It may be bearable, if amusing, that Prime Minister Justin Trudeau has been playing Mr. Dressup on his Indian tour, he and the missus and the young ’uns donning more authentic garb than you could find in the average Indian’s tickle trunk.
What is not is that one of the vast number of MPs travelling with the PM invited a convicted terrorist to a dinner/reception this week at the official residence of the Canadian High Commissioner, apologized for his lousy judgement and that appears to be that.
The convicted terrorist is Jaspal Atwal, who on Feb. 27, 1987 was convicted with three other men by a British Columbia jury of the attempted assassination of a visiting Indian politician.
They were members of the International Sikh Youth Federation, a now-banned organization that advocated for a separate Sikh homeland called Khalistan.

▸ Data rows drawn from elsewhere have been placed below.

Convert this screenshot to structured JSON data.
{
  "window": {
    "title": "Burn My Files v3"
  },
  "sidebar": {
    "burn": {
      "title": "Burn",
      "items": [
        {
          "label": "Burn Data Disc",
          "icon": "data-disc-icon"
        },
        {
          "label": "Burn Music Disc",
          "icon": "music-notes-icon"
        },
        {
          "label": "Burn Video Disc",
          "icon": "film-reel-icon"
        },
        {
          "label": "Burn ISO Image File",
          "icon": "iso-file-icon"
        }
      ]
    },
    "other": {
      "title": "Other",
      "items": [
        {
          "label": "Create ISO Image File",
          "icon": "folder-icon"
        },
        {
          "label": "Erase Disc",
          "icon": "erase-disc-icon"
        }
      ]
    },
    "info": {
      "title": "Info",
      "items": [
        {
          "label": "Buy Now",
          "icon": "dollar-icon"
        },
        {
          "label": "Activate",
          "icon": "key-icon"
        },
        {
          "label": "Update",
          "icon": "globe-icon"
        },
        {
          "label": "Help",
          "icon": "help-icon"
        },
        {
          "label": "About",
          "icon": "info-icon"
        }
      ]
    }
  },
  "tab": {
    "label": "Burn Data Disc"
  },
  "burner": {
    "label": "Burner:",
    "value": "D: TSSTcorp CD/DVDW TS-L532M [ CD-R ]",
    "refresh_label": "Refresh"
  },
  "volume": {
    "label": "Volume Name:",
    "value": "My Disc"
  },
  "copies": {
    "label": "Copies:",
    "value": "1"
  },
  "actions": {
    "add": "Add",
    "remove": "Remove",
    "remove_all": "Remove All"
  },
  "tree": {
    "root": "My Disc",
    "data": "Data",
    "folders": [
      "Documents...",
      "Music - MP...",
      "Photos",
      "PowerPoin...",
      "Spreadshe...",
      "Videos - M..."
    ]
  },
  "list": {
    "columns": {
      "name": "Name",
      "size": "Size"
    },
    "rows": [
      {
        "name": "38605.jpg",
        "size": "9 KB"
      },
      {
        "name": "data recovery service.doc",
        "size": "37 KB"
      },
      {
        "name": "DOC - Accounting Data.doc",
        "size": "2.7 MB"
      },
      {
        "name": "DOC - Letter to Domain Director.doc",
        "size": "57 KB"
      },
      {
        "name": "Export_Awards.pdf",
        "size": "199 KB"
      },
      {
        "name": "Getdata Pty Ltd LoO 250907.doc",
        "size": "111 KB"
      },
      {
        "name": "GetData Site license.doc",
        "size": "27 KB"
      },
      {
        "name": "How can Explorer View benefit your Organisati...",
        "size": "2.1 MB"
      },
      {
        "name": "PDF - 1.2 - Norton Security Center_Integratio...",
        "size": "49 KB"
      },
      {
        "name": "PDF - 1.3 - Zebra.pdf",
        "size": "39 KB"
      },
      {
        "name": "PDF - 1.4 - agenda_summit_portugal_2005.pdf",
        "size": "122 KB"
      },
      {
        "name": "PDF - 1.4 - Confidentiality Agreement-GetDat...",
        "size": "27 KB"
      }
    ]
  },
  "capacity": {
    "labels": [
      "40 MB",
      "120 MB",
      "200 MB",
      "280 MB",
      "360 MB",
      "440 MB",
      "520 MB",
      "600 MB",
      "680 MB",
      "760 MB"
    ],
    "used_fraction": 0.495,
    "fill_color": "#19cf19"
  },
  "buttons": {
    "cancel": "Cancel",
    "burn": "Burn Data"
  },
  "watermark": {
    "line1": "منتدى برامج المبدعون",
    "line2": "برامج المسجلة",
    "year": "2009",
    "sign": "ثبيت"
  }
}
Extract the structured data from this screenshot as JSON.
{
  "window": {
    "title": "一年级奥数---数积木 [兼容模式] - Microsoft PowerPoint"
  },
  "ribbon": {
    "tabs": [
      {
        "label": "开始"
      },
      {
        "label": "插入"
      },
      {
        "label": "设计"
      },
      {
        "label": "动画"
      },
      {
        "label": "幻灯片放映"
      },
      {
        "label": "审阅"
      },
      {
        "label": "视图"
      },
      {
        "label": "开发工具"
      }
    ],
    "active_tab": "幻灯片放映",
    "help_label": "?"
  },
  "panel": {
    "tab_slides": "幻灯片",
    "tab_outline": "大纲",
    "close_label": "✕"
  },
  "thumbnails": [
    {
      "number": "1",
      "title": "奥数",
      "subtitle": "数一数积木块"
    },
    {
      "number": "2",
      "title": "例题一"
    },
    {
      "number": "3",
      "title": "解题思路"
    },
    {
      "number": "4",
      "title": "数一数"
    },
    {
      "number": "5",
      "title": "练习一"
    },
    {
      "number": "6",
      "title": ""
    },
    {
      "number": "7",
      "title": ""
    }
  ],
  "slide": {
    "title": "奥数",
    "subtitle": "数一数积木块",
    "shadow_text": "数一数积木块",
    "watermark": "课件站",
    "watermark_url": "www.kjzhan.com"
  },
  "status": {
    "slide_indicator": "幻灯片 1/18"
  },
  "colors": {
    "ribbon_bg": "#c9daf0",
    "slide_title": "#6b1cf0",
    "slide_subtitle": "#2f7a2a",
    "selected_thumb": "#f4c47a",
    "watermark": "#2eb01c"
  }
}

The target was Malkiat Singh Sidhu, then a member of the Punjab cabinet, and he had come to Canada and a remote part of Vancouver Island with his wife for the wedding of their nephew in May of 1986.
Atwal and the other three met up and on May 25, cut off Sidhu’s car, with one of the four (Atwal later told the parole board he had been the actual shooter) firing five or six shots into Sidhu’s car, striking him twice and nearly killing him.
As the late B.C. Supreme Court Justice Howard Callaghan said flatly, in sentencing each of the four to 20 years, “This was an act of terrorism,” a politically motivated act of violence against a man none of them knew.
Worthy of note is that Callaghan also said none of the four had expressed remorse, and only one — not Jaspal Atwal — had even bothered to renounce violence.
Three years later, in 1990, the B.C. Court of Appeal upheld the sentences.
This being Canada, however, Atwal served nothing like two decades behind bars.
As he testified, this in a civil trial in 2010 when he was deemed a conspirator in a sophisticated car theft and fraud ring, he was in fact paroled in 1992, having served a whopping five years.
(His parole was briefly revoked, Atwal told that civil trial, after what he testified was an incident, the nature of which isn’t clear in the judgment, whereupon he did another cruel five months in 2002.)
Worth noting is that Atwal was 30 at the time of the attempted murder; his was hardly the act of a foolish and impetuous youth, though he has in recent years suggested as much.
Neither was it, as his role in the car theft-fraud case, showed, the single mistake (a big one, but still) of an otherwise decent and law-abiding citizen.
Yet Atwal has a long connection to the federal Liberal party in B.C.
In 2012, as the Vancouver Sun’s tremendous and courageous terrorism reporter Kim Bolan discovered, there was a controversy after he was invited to the budget speech of then premier Christy Clark.
Clark later said she didn’t know him and wouldn’t have recognized his name on the list.
But as Bolan confirmed, at that very time, Atwal was a member-at-large on the executive of the federal Liberals’ Fleetwood Surrey-Port Kells riding association.
Executives with the party confirmed that he’d held the position for at least a year and no one, Bolan reported, “seemed particularly concerned” about it.
When Bolan called Atwal to ask about it, he hung up on her but not before delivering an F bomb.
On his own Facebook page, Atwal has posted an earlier picture of himself with Trudeau and an unidentified man in a turban. It was, at least for a time, his Facebook “cover” photograph.
Sikh terrorism, as Canadians ought to know well, is nothing to take lightly
And social media reveal similar pictures of him posing with at least two of Trudeau’s predecessors, former Liberal leaders Bob Rae and Michael Ignatieff.
What one can take from all this is that the federal Liberals have a high tolerance level for convicted terrorists who are also Sikhs and who are connected to that powerful community, particularly powerful in B.C.
In other words, to borrow from the book of Matthew, the PM’s motto is, “For where two or three gather in my name, there am I with them.”
But Sikh terrorism, as Canadians ought to know well, is nothing to take lightly.
The worst act of mass murder in this country, the bombing of Air India Flight 182 in 1985, which killed all 329 people aboard, happened because Sikh extremists in B.C. planted a bomb in a suitcase.
As for MP Randeep Sarai, the man who invited Atwal to dinner at the High Commission, he has apologized and Atwal’s invitation was rescinded — but not before he’d managed to attend a reception in Mumbai earlier in the week, where he posed for pictures with, among others, Sophie Gregoire Trudeau.
“I alone facilitated his (Atwal’s) request to attend this important event,” Sarai said. “I should have exercised better judgment, and I take full responsibility for my actions.”
Yet there he was, in 2015, posing for a picture with Atwal in a social media post from the company, Media Waves, where Atwal works.
Presumably, then, Sarai knew him.
And in any case, the responsibility is not his alone.
Does the High Commission not screen or vet those it invites to dinner? Do the security folks attached to the office not do it? Does no one in the Prime Minister’s Office do it?